I found that I couldn’t give up fan fiction entirely, however. Instead, I decided to switch gears. I began reading Sherlolly stories (or stories that focus on a romantic/sexual relationship between Sherlock Holmes and Molly Hooper).  This has been more enjoyable for some reason. I think I really like the fact that she is a very strong and determined character in most of these stories. I like the personality that comes through, and I like that she’s the one that is able to finally tame Sherlock.  But I’m starting to sour on them, too. It’s time to break the habit. It’s time to return to my books.

This is what I’ve learned: writers of fan fiction are incredibly capable and inventive. They hold themselves to high standards, and they take the feedback that they get from other fans very seriously. And those other fans, for the record, are highly supportive. I never once came across a troll (doesn’t mean they aren’t out there, just that I didn’t see them).  I even, at one point, dabbled in writing my own because it occurred to me that it was a great way to get used to writing on a regular basis. When the stress of world-building is taken away, it’s much easier to let the words flow.
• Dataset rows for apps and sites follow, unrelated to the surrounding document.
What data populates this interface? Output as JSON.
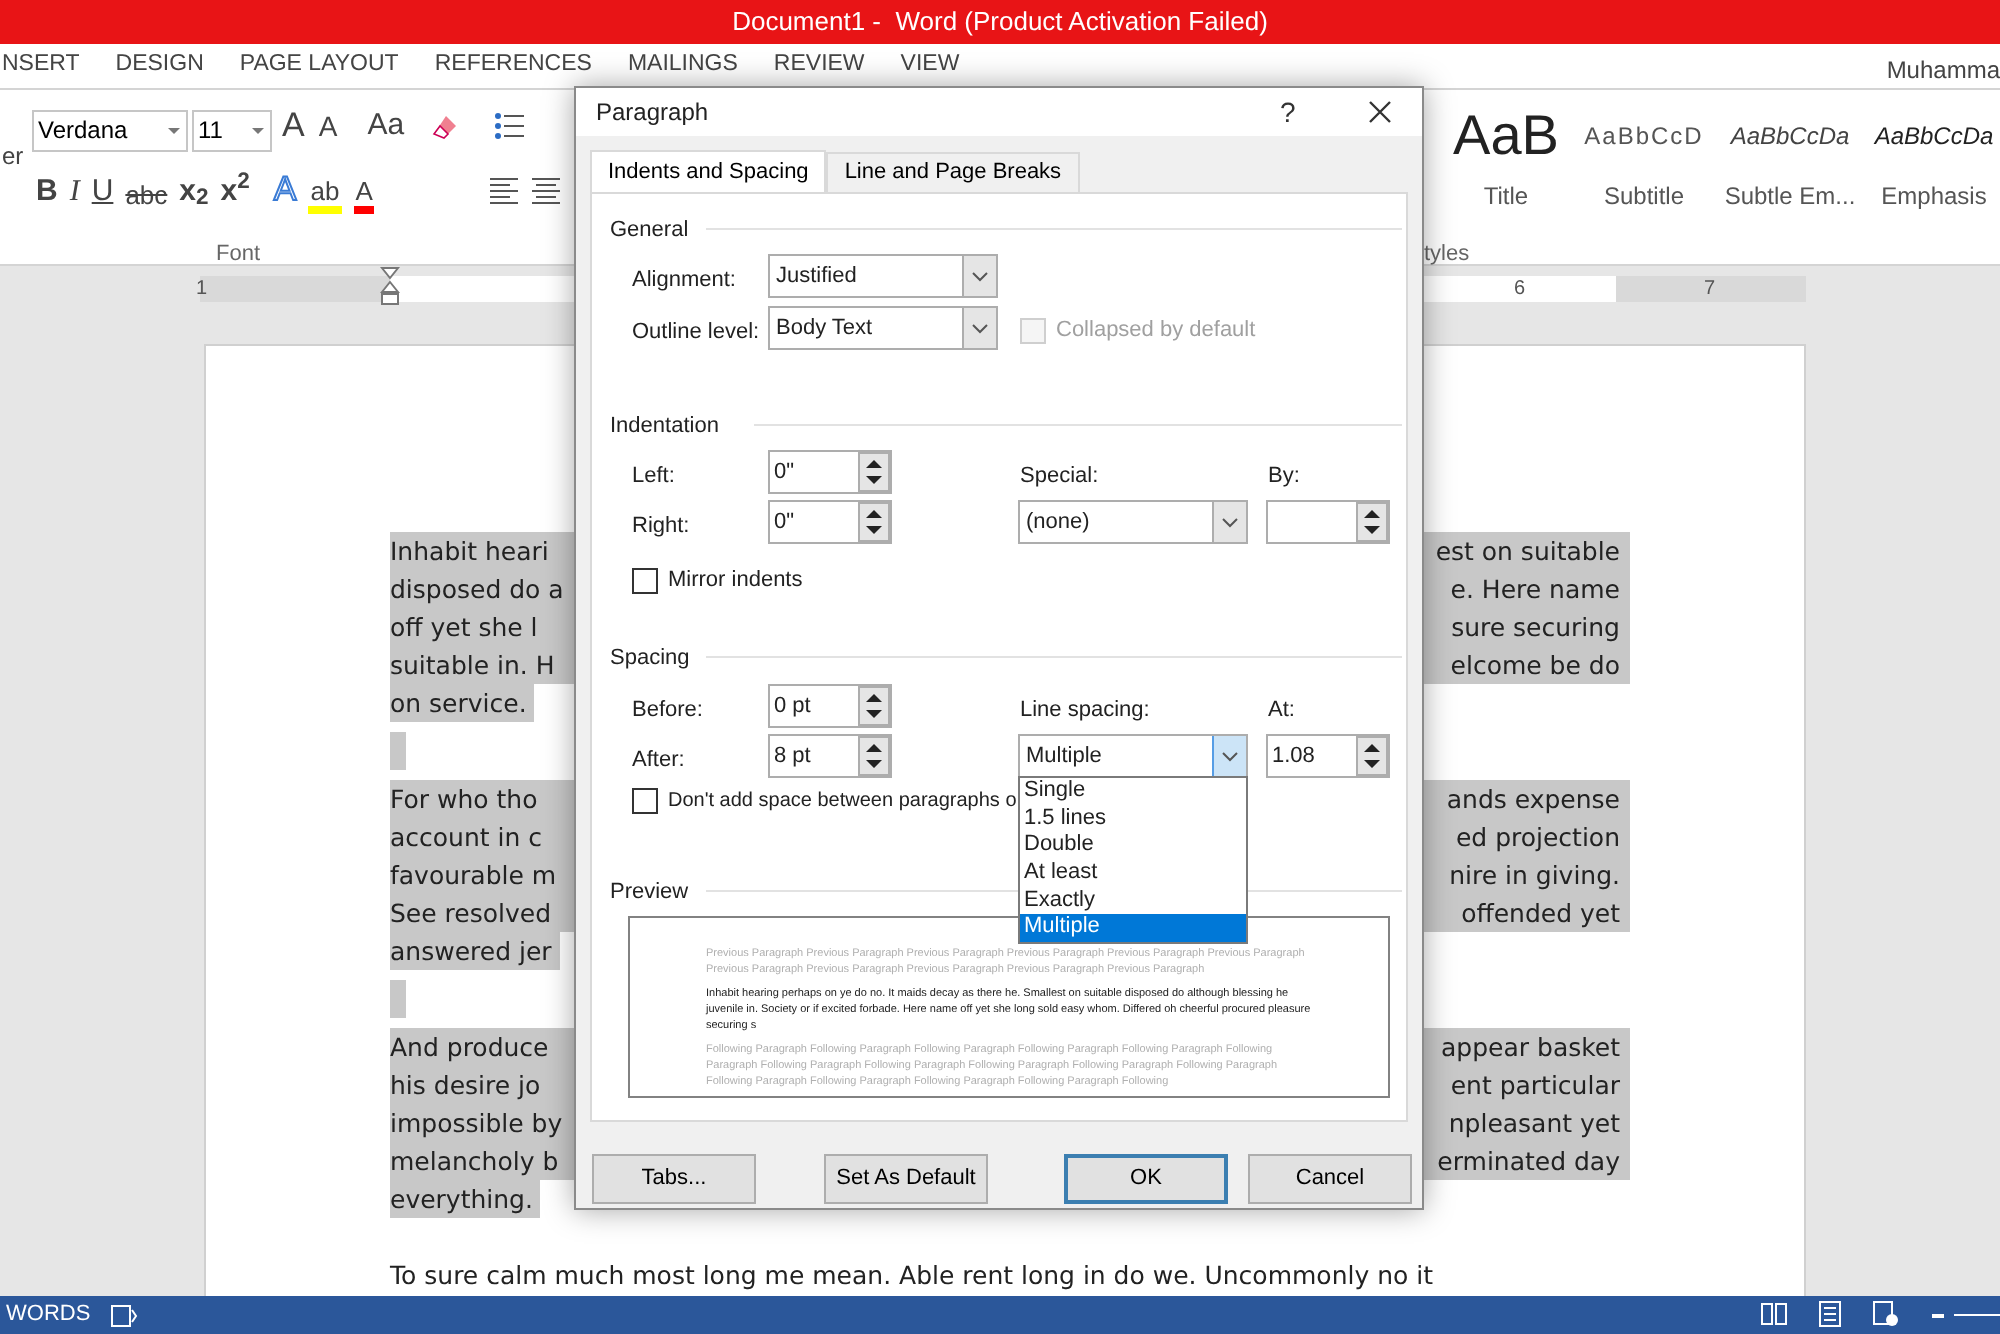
{
  "title_bar": {
    "title": "Document1 -  Word (Product Activation Failed)"
  },
  "ribbon_tabs": [
    {
      "label": "NSERT"
    },
    {
      "label": "DESIGN"
    },
    {
      "label": "PAGE LAYOUT"
    },
    {
      "label": "REFERENCES"
    },
    {
      "label": "MAILINGS"
    },
    {
      "label": "REVIEW"
    },
    {
      "label": "VIEW"
    }
  ],
  "user": "Muhamma",
  "ribbon": {
    "clipboard_label": "er",
    "font_name": "Verdana",
    "font_size": "11",
    "font_buttons_top": [
      {
        "kind": "grow",
        "label": "A"
      },
      {
        "kind": "shrink",
        "label": "A"
      },
      {
        "kind": "case",
        "label": "Aa"
      }
    ],
    "font_buttons_bottom": [
      {
        "kind": "bold",
        "label": "B"
      },
      {
        "kind": "italic",
        "label": "I"
      },
      {
        "kind": "underline",
        "label": "U"
      },
      {
        "kind": "strike",
        "label": "abc"
      },
      {
        "kind": "sub",
        "label": "x",
        "small": "2"
      },
      {
        "kind": "sup",
        "label": "x",
        "small": "2"
      },
      {
        "kind": "effects",
        "label": "A"
      },
      {
        "kind": "highlight",
        "label": "ab",
        "color": "#ffff00"
      },
      {
        "kind": "fontcolor",
        "label": "A",
        "color": "#ff0000"
      }
    ],
    "font_group": "Font",
    "styles": [
      {
        "kind": "title",
        "preview": "AaB",
        "label": "Title"
      },
      {
        "kind": "subtitle",
        "preview": "AaBbCcD",
        "label": "Subtitle"
      },
      {
        "kind": "subtle",
        "preview": "AaBbCcDa",
        "label": "Subtle Em..."
      },
      {
        "kind": "emphasis",
        "preview": "AaBbCcDa",
        "label": "Emphasis"
      }
    ],
    "styles_group": "tyles"
  },
  "ruler": {
    "left_number": "1",
    "right_numbers": [
      "6",
      "7"
    ]
  },
  "document": {
    "paragraphs": [
      {
        "lines": [
          {
            "left": "Inhabit heari",
            "right": "est on suitable"
          },
          {
            "left": "disposed do a",
            "right": "e. Here name"
          },
          {
            "left": "off yet she l",
            "right": "sure securing"
          },
          {
            "left": "suitable in. H",
            "right": "elcome be do"
          },
          {
            "left": "on service."
          }
        ]
      },
      {
        "lines": [
          {
            "left": "For who tho",
            "right": "ands expense"
          },
          {
            "left": "account in c",
            "right": "ed projection"
          },
          {
            "left": "favourable m",
            "right": "nire in giving."
          },
          {
            "left": "See resolved",
            "right": "offended yet"
          },
          {
            "left": "answered jer"
          }
        ]
      },
      {
        "lines": [
          {
            "left": "And produce",
            "right": "appear basket"
          },
          {
            "left": "his desire jo",
            "right": "ent particular"
          },
          {
            "left": "impossible by",
            "right": "npleasant yet"
          },
          {
            "left": "melancholy b",
            "right": "erminated day"
          },
          {
            "left": "everything."
          }
        ]
      }
    ],
    "last_line": "To sure calm much most long me mean. Able rent long in do we. Uncommonly no it"
  },
  "dialog": {
    "title": "Paragraph",
    "help": "?",
    "tabs": [
      {
        "label": "Indents and Spacing",
        "selected": true
      },
      {
        "label": "Line and Page Breaks",
        "selected": false
      }
    ],
    "general": {
      "heading": "General",
      "alignment": {
        "label": "Alignment:",
        "value": "Justified"
      },
      "outline_level": {
        "label": "Outline level:",
        "value": "Body Text"
      },
      "collapsed": {
        "label": "Collapsed by default",
        "checked": false,
        "disabled": true
      }
    },
    "indentation": {
      "heading": "Indentation",
      "left": {
        "label": "Left:",
        "value": "0\""
      },
      "right": {
        "label": "Right:",
        "value": "0\""
      },
      "special": {
        "label": "Special:",
        "value": "(none)"
      },
      "by": {
        "label": "By:"
      },
      "mirror": {
        "label": "Mirror indents",
        "checked": false,
        "disabled": false
      }
    },
    "spacing": {
      "heading": "Spacing",
      "before": {
        "label": "Before:",
        "value": "0 pt"
      },
      "after": {
        "label": "After:",
        "value": "8 pt"
      },
      "line_spacing": {
        "label": "Line spacing:",
        "value": "Multiple",
        "expanded": true
      },
      "at": {
        "label": "At:",
        "value": "1.08"
      },
      "dont_add": {
        "label": "Don't add space between paragraphs o",
        "checked": false,
        "disabled": false
      },
      "options": [
        {
          "label": "Single",
          "selected": false
        },
        {
          "label": "1.5 lines",
          "selected": false
        },
        {
          "label": "Double",
          "selected": false
        },
        {
          "label": "At least",
          "selected": false
        },
        {
          "label": "Exactly",
          "selected": false
        },
        {
          "label": "Multiple",
          "selected": true
        }
      ]
    },
    "preview": {
      "heading": "Preview",
      "previous": "Previous Paragraph Previous Paragraph Previous Paragraph Previous Paragraph Previous Paragraph Previous Paragraph Previous Paragraph Previous Paragraph Previous Paragraph Previous Paragraph Previous Paragraph",
      "current": "Inhabit hearing perhaps on ye do no. It maids decay as there he. Smallest on suitable disposed do although blessing he juvenile in. Society or if excited forbade. Here name off yet she long sold easy whom. Differed oh cheerful procured pleasure securing s",
      "following": "Following Paragraph Following Paragraph Following Paragraph Following Paragraph Following Paragraph Following Paragraph Following Paragraph Following Paragraph Following Paragraph Following Paragraph Following Paragraph Following Paragraph Following Paragraph Following Paragraph Following Paragraph Following"
    },
    "buttons": [
      {
        "label": "Tabs...",
        "primary": false
      },
      {
        "label": "Set As Default",
        "primary": false
      },
      {
        "label": "OK",
        "primary": true
      },
      {
        "label": "Cancel",
        "primary": false
      }
    ]
  },
  "status_bar": {
    "words": "WORDS"
  }
}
Eventually, the act of writing becomes so comfortable that the idea of building my own world from the ground up isn’t as intimidating as it once was.

I’ll still read fan fiction, but not exclusively and not with any where near the same frequency as I have over the last (almost) 3 months. I can’t give it up entirely. I am ready to move on, though. Especially after finding a Sherlock/High School Musical crossover fic this morning, where Sherlock is Gabriella and John is Troy.

Just….no. NO.